(LISTED ENTRIES)

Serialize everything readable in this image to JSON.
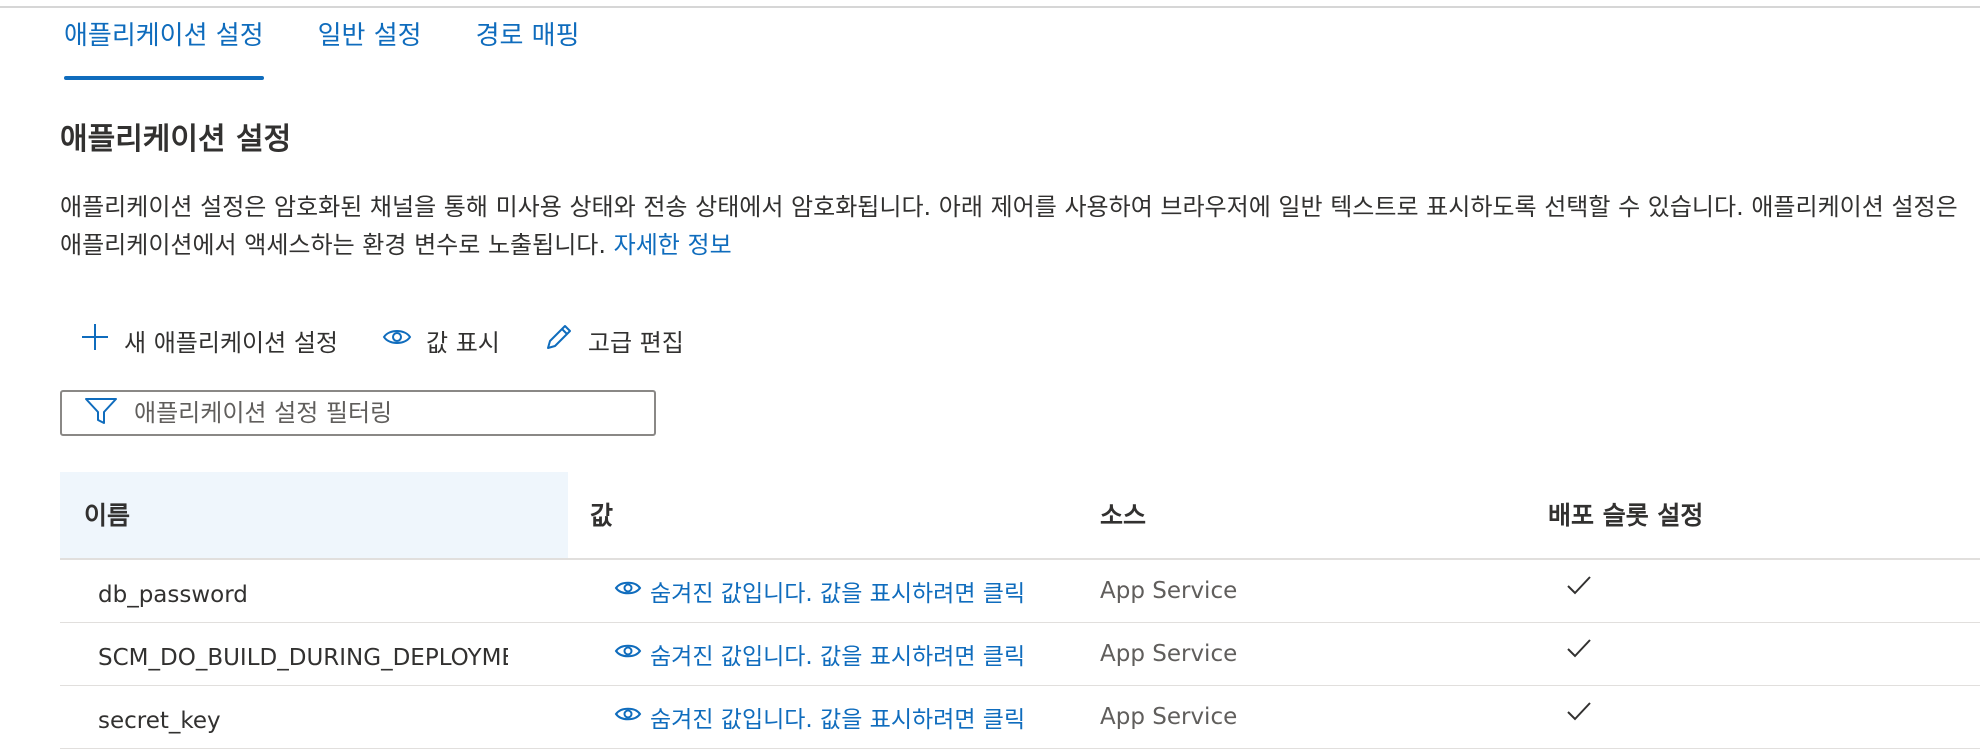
{
  "tabs": [
    {
      "label": "애플리케이션 설정",
      "active": true
    },
    {
      "label": "일반 설정",
      "active": false
    },
    {
      "label": "경로 매핑",
      "active": false
    }
  ],
  "section_title": "애플리케이션 설정",
  "description": {
    "line1": "애플리케이션 설정은 암호화된 채널을 통해 미사용 상태와 전송 상태에서 암호화됩니다. 아래 제어를 사용하여 브라우저에 일반 텍스트로 표시하도록 선택할 수 있습니다. 애플리케이션 설정은",
    "line2": "애플리케이션에서 액세스하는 환경 변수로 노출됩니다. ",
    "link": "자세한 정보"
  },
  "toolbar": {
    "new_setting": "새 애플리케이션 설정",
    "show_values": "값 표시",
    "advanced_edit": "고급 편집"
  },
  "filter": {
    "placeholder": "애플리케이션 설정 필터링",
    "value": ""
  },
  "columns": {
    "name": "이름",
    "value": "값",
    "source": "소스",
    "slot": "배포 슬롯 설정"
  },
  "rows": [
    {
      "name": "db_password",
      "value": "숨겨진 값입니다. 값을 표시하려면 클릭",
      "source": "App Service",
      "slot_setting": true
    },
    {
      "name": "SCM_DO_BUILD_DURING_DEPLOYMENT",
      "value": "숨겨진 값입니다. 값을 표시하려면 클릭",
      "source": "App Service",
      "slot_setting": true
    },
    {
      "name": "secret_key",
      "value": "숨겨진 값입니다. 값을 표시하려면 클릭",
      "source": "App Service",
      "slot_setting": true
    }
  ],
  "colors": {
    "accent": "#0f6cbd",
    "header_bg": "#eff6fc"
  }
}
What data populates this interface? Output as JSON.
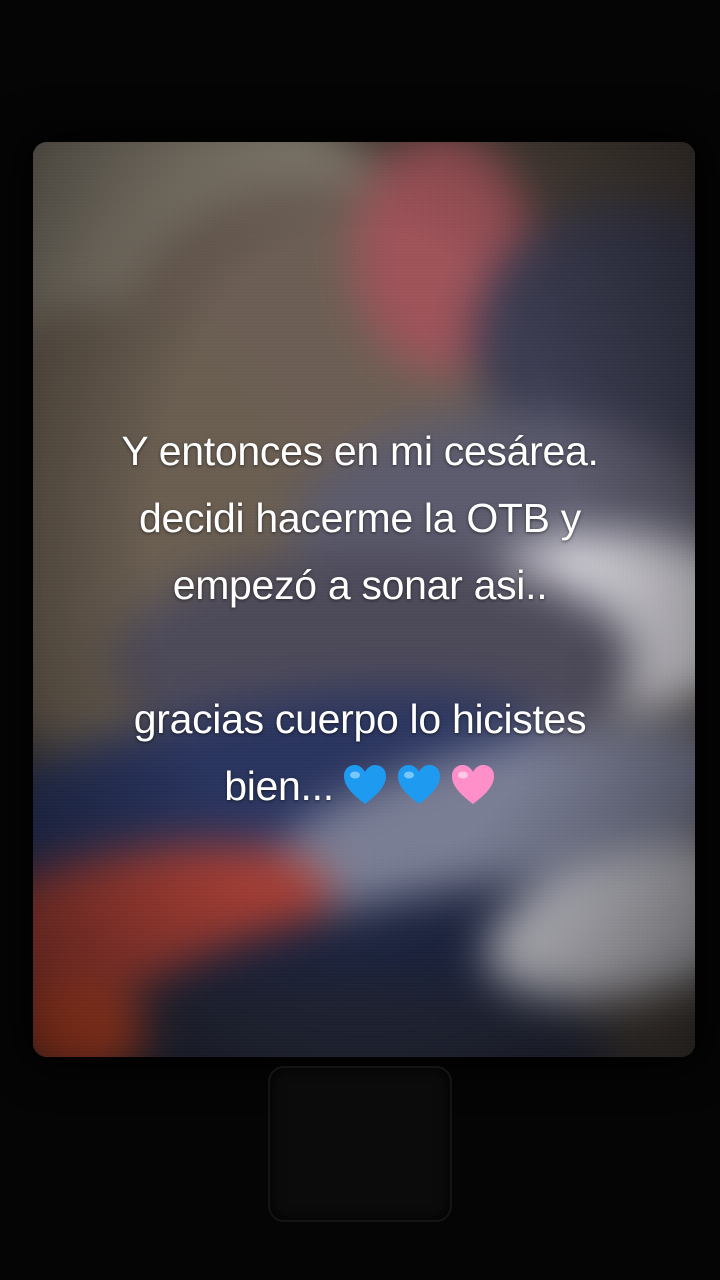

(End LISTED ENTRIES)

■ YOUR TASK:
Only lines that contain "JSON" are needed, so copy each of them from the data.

■ THE COMPLETED TASK:
Serialize everything readable in this image to JSON.
What data populates this interface? Output as JSON.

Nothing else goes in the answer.